Please find the lines in the following records that hold "value", and copy them.

[Excerpts from an interface dataset]
━━━━━━━━━━━━━━━━━━━━━━━━━━━━━━

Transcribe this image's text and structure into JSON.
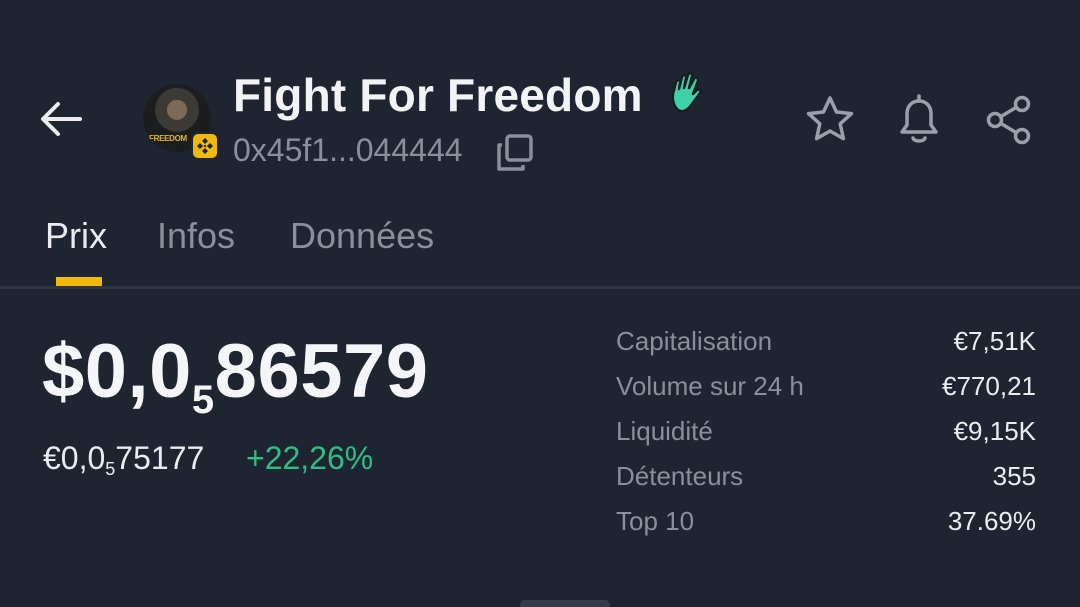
{
  "header": {
    "back_icon": "arrow-left-icon",
    "token_name": "Fight For Freedom",
    "avatar_poster_text": "FREEDOM",
    "chain_badge_icon": "bnb-chain-icon",
    "name_emoji_icon": "waving-hand-icon",
    "address": "0x45f1...044444",
    "copy_icon": "copy-icon",
    "actions": [
      "star-icon",
      "bell-icon",
      "share-icon"
    ]
  },
  "tabs": [
    {
      "label": "Prix",
      "active": true
    },
    {
      "label": "Infos",
      "active": false
    },
    {
      "label": "Données",
      "active": false
    }
  ],
  "price": {
    "usd_prefix": "$0,0",
    "usd_zero_count": "5",
    "usd_digits": "86579",
    "eur_prefix": "€0,0",
    "eur_zero_count": "5",
    "eur_digits": "75177",
    "change": "+22,26%"
  },
  "stats": [
    {
      "label": "Capitalisation",
      "value": "€7,51K"
    },
    {
      "label": "Volume sur 24 h",
      "value": "€770,21"
    },
    {
      "label": "Liquidité",
      "value": "€9,15K"
    },
    {
      "label": "Détenteurs",
      "value": "355"
    },
    {
      "label": "Top 10",
      "value": "37.69%"
    }
  ],
  "colors": {
    "background": "#1f2530",
    "accent": "#f0b90b",
    "positive": "#2ebd85",
    "muted_text": "#8a8f99"
  }
}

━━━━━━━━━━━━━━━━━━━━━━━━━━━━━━

## [Problem solution]
      "value": "€7,51K"
      "value": "€770,21"
      "value": "€9,15K"
      "value": "355"
      "value": "37.69%"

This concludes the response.